The open and rugged landscape inspired generations of families to set down roots, building a culture of stewardship and a strong sense of community. The pioneer run-holders came to understand the unique challenges of the land. Over time, the production of wool became the economic lifeblood of the area, with tourism operations generating extra income for high-country stations in more recent years.
Fringed by the Southern Alps the high-country stations have become an image of ‘brand New Zealand’. People visit from every corner of Aotearoa and the world and the values of the land are a treasured part of our national identity.
High-country farming families continue to have strong ties to the land, and a connection to place. As stewards of the land for generations they have invested time and resources to protect the iconic landscapes and species from the many weeds and pests that threaten their survival.
Despite being recognised for its natural beauty, Te Manahuna / the Mackenzie Basin has been modified by many forces. The once forested land has been transformed into tussock grasslands and pasture. Introduced pests and weeds, and hydro-electricity developments have altered the landscape and its natural values.

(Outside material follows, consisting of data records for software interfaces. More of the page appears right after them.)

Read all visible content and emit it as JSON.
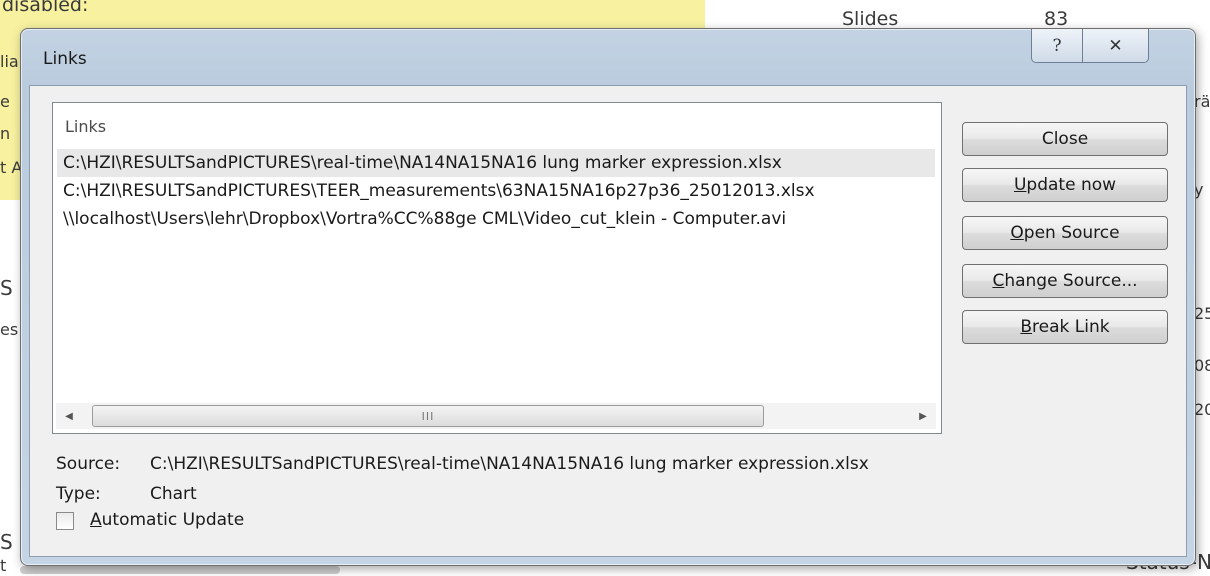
{
  "background": {
    "top_left_text": "disabled:",
    "side_fragments": [
      "lia",
      "e",
      "n",
      "t A",
      "S",
      "es",
      "S",
      "t"
    ],
    "right_label": "Slides",
    "right_value": "83",
    "right_fragments": [
      "rä",
      "y",
      "25",
      "08",
      "20"
    ],
    "bottom_right_text": "Status-N"
  },
  "dialog": {
    "title": "Links",
    "help_icon": "?",
    "close_icon": "✕"
  },
  "links_list": {
    "header": "Links",
    "items": [
      "C:\\HZI\\RESULTSandPICTURES\\real-time\\NA14NA15NA16 lung marker expression.xlsx",
      "C:\\HZI\\RESULTSandPICTURES\\TEER_measurements\\63NA15NA16p27p36_25012013.xlsx",
      "\\\\localhost\\Users\\lehr\\Dropbox\\Vortra%CC%88ge CML\\Video_cut_klein - Computer.avi"
    ],
    "scroll_thumb_grip": "III"
  },
  "buttons": {
    "close": "Close",
    "update_now_mnemonic": "U",
    "update_now_rest": "pdate now",
    "open_source_mnemonic": "O",
    "open_source_rest": "pen Source",
    "change_source_mnemonic": "C",
    "change_source_rest": "hange Source...",
    "break_link_mnemonic": "B",
    "break_link_rest": "reak Link"
  },
  "details": {
    "source_label": "Source:",
    "source_value": "C:\\HZI\\RESULTSandPICTURES\\real-time\\NA14NA15NA16 lung marker expression.xlsx",
    "type_label": "Type:",
    "type_value": "Chart",
    "auto_update_mnemonic": "A",
    "auto_update_rest": "utomatic Update",
    "auto_update_checked": false
  }
}
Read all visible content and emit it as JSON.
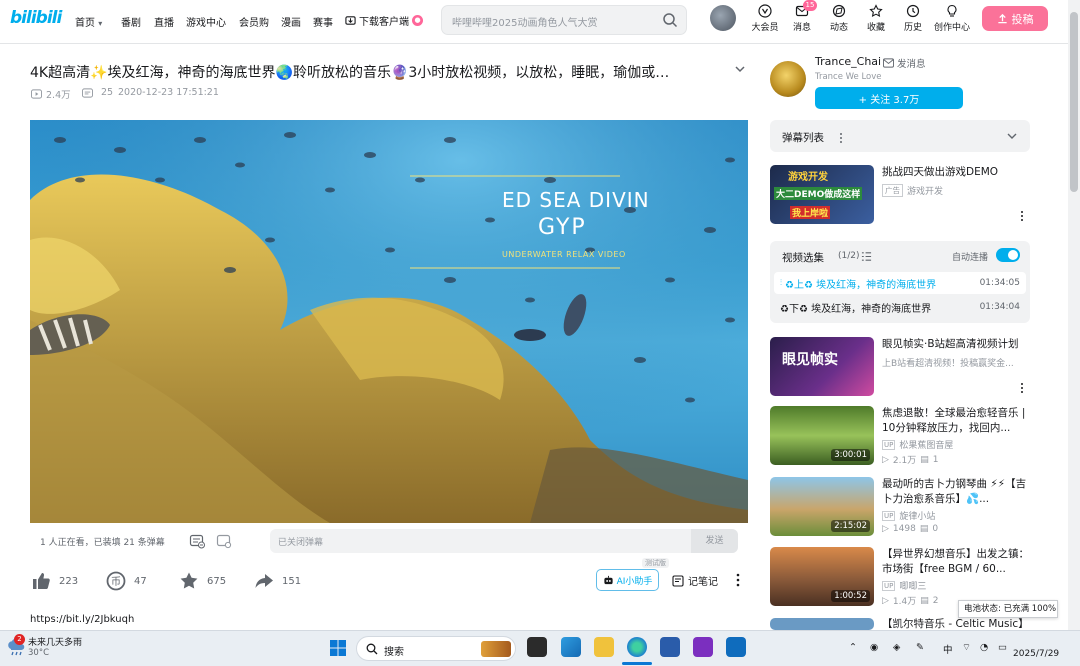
{
  "header": {
    "logo": "bilibili",
    "nav": [
      {
        "label": "首页"
      },
      {
        "label": "番剧"
      },
      {
        "label": "直播"
      },
      {
        "label": "游戏中心"
      },
      {
        "label": "会员购"
      },
      {
        "label": "漫画"
      },
      {
        "label": "赛事"
      },
      {
        "label": "下载客户端"
      }
    ],
    "search_placeholder": "哔哩哔哩2025动画角色人气大赏",
    "user_menu": [
      {
        "label": "大会员",
        "icon": "vip-icon"
      },
      {
        "label": "消息",
        "icon": "message-icon",
        "badge": "15"
      },
      {
        "label": "动态",
        "icon": "dynamic-icon"
      },
      {
        "label": "收藏",
        "icon": "star-icon"
      },
      {
        "label": "历史",
        "icon": "history-icon"
      },
      {
        "label": "创作中心",
        "icon": "bulb-icon"
      }
    ],
    "upload_label": "投稿"
  },
  "video": {
    "title": "4K超高清✨埃及红海，神奇的海底世界🌏聆听放松的音乐🔮3小时放松视频，以放松，睡眠，瑜伽或…",
    "views": "2.4万",
    "danmaku_count": "25",
    "date": "2020-12-23 17:51:21",
    "overlay_line1": "ED SEA DIVIN",
    "overlay_line2": "GYP",
    "overlay_line3": "UNDERWATER RELAX VIDEO"
  },
  "danmaku_bar": {
    "info": "1 人正在看，已装填 21 条弹幕",
    "input_placeholder": "已关闭弹幕",
    "send_label": "发送"
  },
  "actions": {
    "like": "223",
    "coin": "47",
    "favorite": "675",
    "share": "151",
    "ai_label": "AI小助手",
    "ai_tag": "测试版",
    "note_label": "记笔记"
  },
  "description": {
    "link": "https://bit.ly/2Jbkuqh"
  },
  "uploader": {
    "name": "Trance_Chai",
    "message_label": "发消息",
    "sign": "Trance We Love",
    "follow_label": "+ 关注 3.7万"
  },
  "danmaku_list": {
    "label": "弹幕列表"
  },
  "ad": {
    "title": "挑战四天做出游戏DEMO",
    "tag": "广告",
    "sub": "游戏开发",
    "thumb_text1": "游戏开发",
    "thumb_text2": "大二DEMO做成这样",
    "thumb_text3": "我上岸啦"
  },
  "series": {
    "title": "视频选集",
    "count": "(1/2)",
    "autoplay_label": "自动连播",
    "autoplay_on": true,
    "episodes": [
      {
        "title": "♻上♻ 埃及红海，神奇的海底世界",
        "duration": "01:34:05",
        "active": true
      },
      {
        "title": "♻下♻ 埃及红海，神奇的海底世界",
        "duration": "01:34:04",
        "active": false
      }
    ]
  },
  "recommendations": [
    {
      "title": "眼见帧实·B站超高清视频计划",
      "sub1": "上B站看超清视频！投稿赢奖金...",
      "sub2": "",
      "views": "",
      "danmaku": "",
      "duration": "",
      "thumb_text": "眼见帧实"
    },
    {
      "title": "焦虑退散！全球最治愈轻音乐 | 10分钟释放压力，找回内...",
      "sub1": "松果蕉图音屋",
      "sub2": "",
      "views": "2.1万",
      "danmaku": "1",
      "duration": "3:00:01"
    },
    {
      "title": "最动听的吉卜力钢琴曲 ⚡⚡【吉卜力治愈系音乐】💦...",
      "sub1": "旋律小站",
      "sub2": "",
      "views": "1498",
      "danmaku": "0",
      "duration": "2:15:02"
    },
    {
      "title": "【异世界幻想音乐】出发之镇：市场街【free BGM / 60...",
      "sub1": "唧唧三",
      "sub2": "",
      "views": "1.4万",
      "danmaku": "2",
      "duration": "1:00:52"
    },
    {
      "title": "【凯尔特音乐 - Celtic Music】",
      "sub1": "",
      "sub2": "",
      "views": "",
      "danmaku": "",
      "duration": ""
    }
  ],
  "taskbar": {
    "weather_title": "未来几天多雨",
    "weather_temp": "30°C",
    "weather_badge": "2",
    "search_label": "搜索",
    "ime": "中",
    "date": "2025/7/29",
    "battery_tip": "电池状态: 已充满 100%"
  },
  "colors": {
    "brand": "#00aeec",
    "pink": "#fb7299",
    "bg_gray": "#f1f2f3"
  }
}
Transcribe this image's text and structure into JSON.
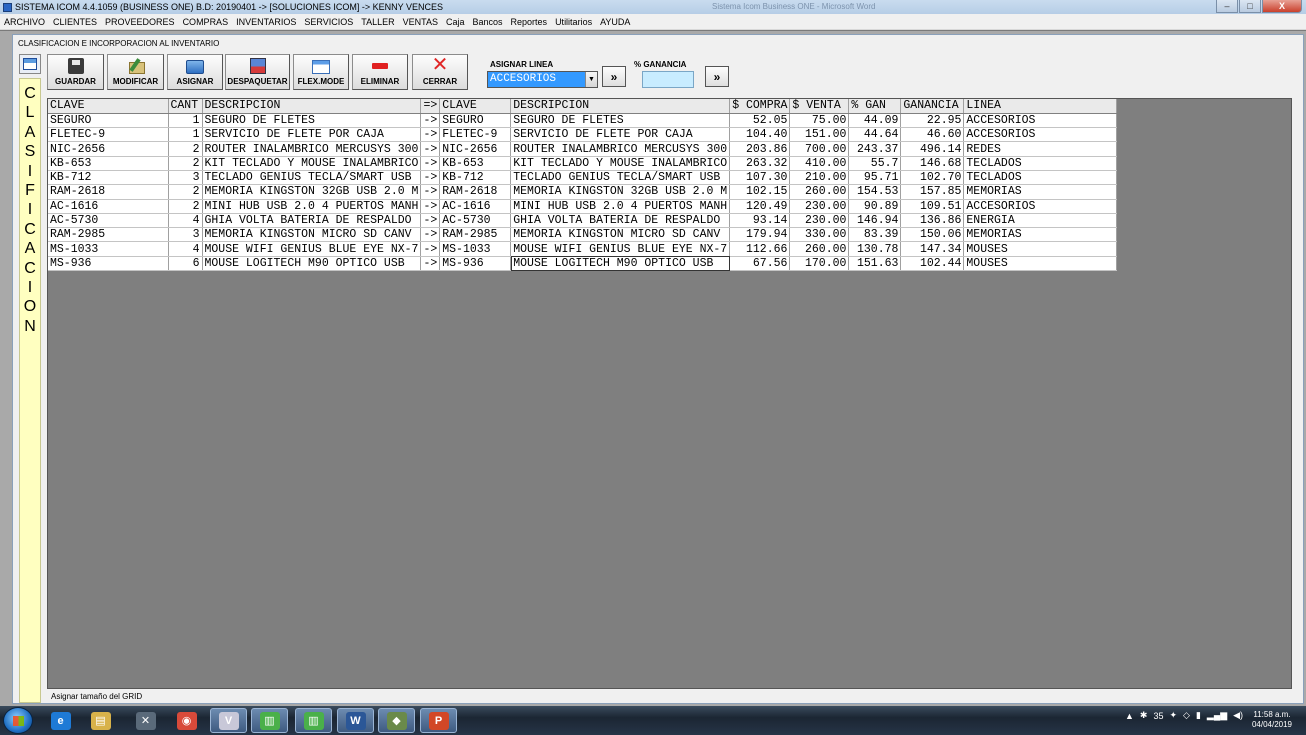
{
  "window": {
    "title": "SISTEMA ICOM 4.4.1059 (BUSINESS ONE)  B.D: 20190401  ->  [SOLUCIONES ICOM]  ->  KENNY VENCES",
    "ghost_title": "Sistema Icom Business ONE - Microsoft Word",
    "minimize": "–",
    "maximize": "□",
    "close": "X"
  },
  "menu": [
    "ARCHIVO",
    "CLIENTES",
    "PROVEEDORES",
    "COMPRAS",
    "INVENTARIOS",
    "SERVICIOS",
    "TALLER",
    "VENTAS",
    "Caja",
    "Bancos",
    "Reportes",
    "Utilitarios",
    "AYUDA"
  ],
  "child": {
    "title": "CLASIFICACION E INCORPORACION AL INVENTARIO",
    "sidebar_letters": [
      "C",
      "L",
      "A",
      "S",
      "I",
      "F",
      "I",
      "C",
      "A",
      "C",
      "I",
      "O",
      "N"
    ]
  },
  "toolbar": {
    "guardar": "GUARDAR",
    "modificar": "MODIFICAR",
    "asignar": "ASIGNAR",
    "despaquetar": "DESPAQUETAR",
    "flexmode": "FLEX.MODE",
    "eliminar": "ELIMINAR",
    "cerrar": "CERRAR",
    "asignar_linea_label": "ASIGNAR LINEA",
    "linea_value": "ACCESORIOS",
    "ganancia_label": "% GANANCIA",
    "go": "»"
  },
  "status": "Asignar tamaño del GRID",
  "grid": {
    "headers": [
      "CLAVE",
      "CANT",
      "DESCRIPCION",
      "=>",
      "CLAVE",
      "DESCRIPCION",
      "$ COMPRA",
      "$ VENTA",
      "% GAN",
      "GANANCIA",
      "LINEA"
    ],
    "rows": [
      [
        "SEGURO",
        "1",
        "SEGURO DE FLETES",
        "->",
        "SEGURO",
        "SEGURO DE FLETES",
        "52.05",
        "75.00",
        "44.09",
        "22.95",
        "ACCESORIOS"
      ],
      [
        "FLETEC-9",
        "1",
        "SERVICIO DE FLETE POR CAJA",
        "->",
        "FLETEC-9",
        "SERVICIO DE FLETE POR CAJA",
        "104.40",
        "151.00",
        "44.64",
        "46.60",
        "ACCESORIOS"
      ],
      [
        "NIC-2656",
        "2",
        "ROUTER INALAMBRICO MERCUSYS 300",
        "->",
        "NIC-2656",
        "ROUTER INALAMBRICO MERCUSYS 300",
        "203.86",
        "700.00",
        "243.37",
        "496.14",
        "REDES"
      ],
      [
        "KB-653",
        "2",
        "KIT TECLADO Y MOUSE INALAMBRICO",
        "->",
        "KB-653",
        "KIT TECLADO Y MOUSE INALAMBRICO",
        "263.32",
        "410.00",
        "55.7",
        "146.68",
        "TECLADOS"
      ],
      [
        "KB-712",
        "3",
        "TECLADO GENIUS TECLA/SMART USB",
        "->",
        "KB-712",
        "TECLADO GENIUS TECLA/SMART USB",
        "107.30",
        "210.00",
        "95.71",
        "102.70",
        "TECLADOS"
      ],
      [
        "RAM-2618",
        "2",
        "MEMORIA KINGSTON 32GB USB 2.0 M",
        "->",
        "RAM-2618",
        "MEMORIA KINGSTON 32GB USB 2.0 M",
        "102.15",
        "260.00",
        "154.53",
        "157.85",
        "MEMORIAS"
      ],
      [
        "AC-1616",
        "2",
        "MINI HUB USB 2.0 4 PUERTOS MANH",
        "->",
        "AC-1616",
        "MINI HUB USB 2.0 4 PUERTOS MANH",
        "120.49",
        "230.00",
        "90.89",
        "109.51",
        "ACCESORIOS"
      ],
      [
        "AC-5730",
        "4",
        "GHIA VOLTA BATERIA DE RESPALDO",
        "->",
        "AC-5730",
        "GHIA VOLTA BATERIA DE RESPALDO",
        "93.14",
        "230.00",
        "146.94",
        "136.86",
        "ENERGIA"
      ],
      [
        "RAM-2985",
        "3",
        "MEMORIA KINGSTON MICRO SD CANV",
        "->",
        "RAM-2985",
        "MEMORIA KINGSTON MICRO SD CANV",
        "179.94",
        "330.00",
        "83.39",
        "150.06",
        "MEMORIAS"
      ],
      [
        "MS-1033",
        "4",
        "MOUSE WIFI GENIUS BLUE EYE NX-7",
        "->",
        "MS-1033",
        "MOUSE WIFI GENIUS BLUE EYE NX-7",
        "112.66",
        "260.00",
        "130.78",
        "147.34",
        "MOUSES"
      ],
      [
        "MS-936",
        "6",
        "MOUSE LOGITECH M90 OPTICO USB",
        "->",
        "MS-936",
        "MOUSE LOGITECH M90 OPTICO USB",
        "67.56",
        "170.00",
        "151.63",
        "102.44",
        "MOUSES"
      ]
    ]
  },
  "taskbar": {
    "apps": [
      {
        "name": "ie",
        "glyph": "e",
        "color": "#1e7ad6"
      },
      {
        "name": "explorer",
        "glyph": "▤",
        "color": "#d8b24a"
      },
      {
        "name": "tools",
        "glyph": "✕",
        "color": "#5a6a7a"
      },
      {
        "name": "chrome",
        "glyph": "◉",
        "color": "#d84a3a"
      },
      {
        "name": "vnc",
        "glyph": "V",
        "color": "#c8c8d8"
      },
      {
        "name": "icom-1",
        "glyph": "▥",
        "color": "#4ab04a"
      },
      {
        "name": "icom-2",
        "glyph": "▥",
        "color": "#4ab04a"
      },
      {
        "name": "word",
        "glyph": "W",
        "color": "#2b5797"
      },
      {
        "name": "app",
        "glyph": "◆",
        "color": "#6a8a4a"
      },
      {
        "name": "powerpoint",
        "glyph": "P",
        "color": "#d24726"
      }
    ],
    "tray_count": "35",
    "time": "11:58 a.m.",
    "date": "04/04/2019"
  }
}
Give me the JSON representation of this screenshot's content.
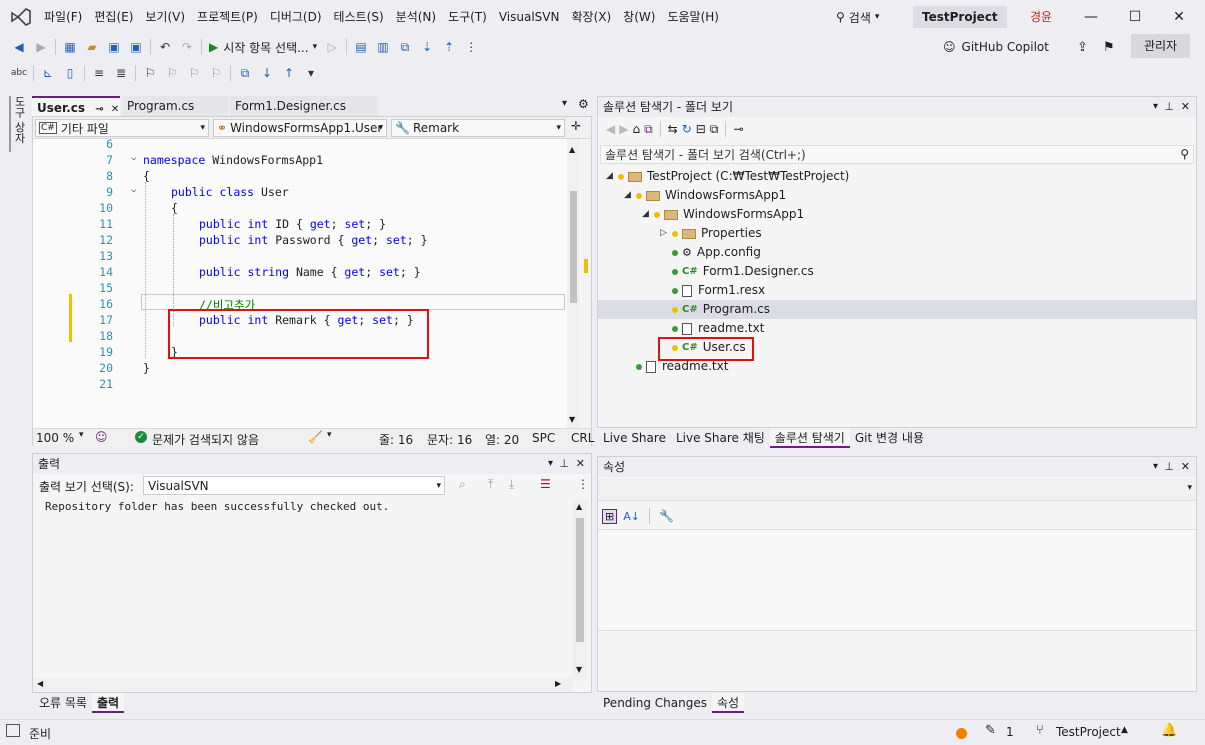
{
  "menu": [
    "파일(F)",
    "편집(E)",
    "보기(V)",
    "프로젝트(P)",
    "디버그(D)",
    "테스트(S)",
    "분석(N)",
    "도구(T)",
    "VisualSVN",
    "확장(X)",
    "창(W)",
    "도움말(H)"
  ],
  "search_label": "검색",
  "project_badge": "TestProject",
  "account": "경윤",
  "toolbar": {
    "start_label": "시작 항목 선택...",
    "copilot": "GitHub Copilot",
    "admin": "관리자"
  },
  "left_tab": "도구 상자",
  "editor": {
    "tabs": [
      "User.cs",
      "Program.cs",
      "Form1.Designer.cs"
    ],
    "nav": {
      "project": "기타 파일",
      "class": "WindowsFormsApp1.User",
      "member": "Remark"
    },
    "lines": [
      {
        "n": "6",
        "code": ""
      },
      {
        "n": "7",
        "code": "namespace WindowsFormsApp1"
      },
      {
        "n": "8",
        "code": "{"
      },
      {
        "n": "9",
        "code": "public class User"
      },
      {
        "n": "10",
        "code": "{"
      },
      {
        "n": "11",
        "code": "public int ID { get; set; }"
      },
      {
        "n": "12",
        "code": "public int Password { get; set; }"
      },
      {
        "n": "13",
        "code": ""
      },
      {
        "n": "14",
        "code": "public string Name { get; set; }"
      },
      {
        "n": "15",
        "code": ""
      },
      {
        "n": "16",
        "code": "//비고추가"
      },
      {
        "n": "17",
        "code": "public int Remark { get; set; }"
      },
      {
        "n": "18",
        "code": ""
      },
      {
        "n": "19",
        "code": "}"
      },
      {
        "n": "20",
        "code": "}"
      },
      {
        "n": "21",
        "code": ""
      }
    ],
    "status": {
      "zoom": "100 %",
      "issues": "문제가 검색되지 않음",
      "line": "줄: 16",
      "char": "문자: 16",
      "col": "열: 20",
      "spc": "SPC",
      "crlf": "CRL"
    }
  },
  "output": {
    "title": "출력",
    "source_label": "출력 보기 선택(S):",
    "source_value": "VisualSVN",
    "text": "Repository folder has been successfully checked out.",
    "bottom_tabs": [
      "오류 목록",
      "출력"
    ]
  },
  "solution": {
    "title": "솔루션 탐색기 - 폴더 보기",
    "search_placeholder": "솔루션 탐색기 - 폴더 보기 검색(Ctrl+;)",
    "tree": [
      {
        "label": "TestProject (C:₩Test₩TestProject)",
        "level": 0,
        "type": "folder",
        "arrow": "◢"
      },
      {
        "label": "WindowsFormsApp1",
        "level": 1,
        "type": "folder",
        "arrow": "◢"
      },
      {
        "label": "WindowsFormsApp1",
        "level": 2,
        "type": "folder",
        "arrow": "◢"
      },
      {
        "label": "Properties",
        "level": 3,
        "type": "folder",
        "arrow": "▷"
      },
      {
        "label": "App.config",
        "level": 3,
        "type": "config",
        "arrow": ""
      },
      {
        "label": "Form1.Designer.cs",
        "level": 3,
        "type": "cs",
        "arrow": ""
      },
      {
        "label": "Form1.resx",
        "level": 3,
        "type": "file",
        "arrow": ""
      },
      {
        "label": "Program.cs",
        "level": 3,
        "type": "cs",
        "arrow": ""
      },
      {
        "label": "readme.txt",
        "level": 3,
        "type": "file",
        "arrow": ""
      },
      {
        "label": "User.cs",
        "level": 3,
        "type": "cs",
        "arrow": ""
      },
      {
        "label": "readme.txt",
        "level": 1,
        "type": "file",
        "arrow": ""
      }
    ],
    "bottom_tabs": [
      "Live Share",
      "Live Share 채팅",
      "솔루션 탐색기",
      "Git 변경 내용"
    ]
  },
  "properties": {
    "title": "속성",
    "bottom_tabs": [
      "Pending Changes",
      "속성"
    ]
  },
  "statusbar": {
    "ready": "준비",
    "pending": "1",
    "repo": "TestProject"
  },
  "colors": {
    "accent": "#68217a",
    "highlight": "#e01010",
    "changed": "#f0c000"
  }
}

Braided river habitat, historical nohoanga (campsites), makatea (tracks) and farmland were lost when lake levels were raised for hydro developments. Along with the impact of introduced predators and weeds, these changes have restricted the ability for manawhenua to gather mahika kai.
Hedgehogs, stoats and feral cats swarm across the landscape, robbing the nests of braided river birds and killing lizards and invertebrates. In the front country, rabbits chew through native vegetation, while tahr, hares, wallabies and deer browse the alpine slopes.
Weeds flourish in the disturbed riverbed channels, slowly smothering native plants and shading basking habitat for lizards and grasshoppers.
Pest animals and plants also threaten the high-country farm values of Te Manahuna/the Mackenzie Basin, with control of invasive species like wilding pines and rabbits incurring considerable costs each year.
Stoat photo Peter Young, Fight for the Wild
Aoraki Mount Cook National Park
Today, Aoraki Mt Cook is administered by the Department of Conservation. While the approx 70,000 ha national park was only officially gazetted in 1953, reserves to protect the area’s significant vegetation and landscape were established as early as 1887. The park includes New Zealand’s highest peak, Aoraki / Mt Cook (3754m), and longest glaciers.
Sharing a border along the Main Divide with Westland Tai Poutini National Park, it is part of Te Wāhipounamu – South West New Zealand World Heritage area, and internationally recognised as a UNESCO World Heritage site and one of the great natural areas of the world.
There is a long history of tourism in the area, with annual visitors peaking at 1 million in 2019.
The first Hermitage Hotel was built in 1884 at White Horse Hill (the site of the present campground). The original hotel was damaged by flooding from the Mueller Glacier, so a new Hermitage was built in 1912-13 at what we now know as Mount Cook village.
Many of the weed infestations the project is now controlling are garden escapees from some of these early sites.
To Ngāi Tahu, Aoraki represents the most sacred of ancestors. In 1998, a settlement between Ngāi Tahu and the Crown saw the official renaming of the mountain from Mount Cook to Aoraki Mount Cook, to ensure the importance and significance of the mountain’s Māori heritage was not lost.
Photo credits: Simone Smits, Dave Kwant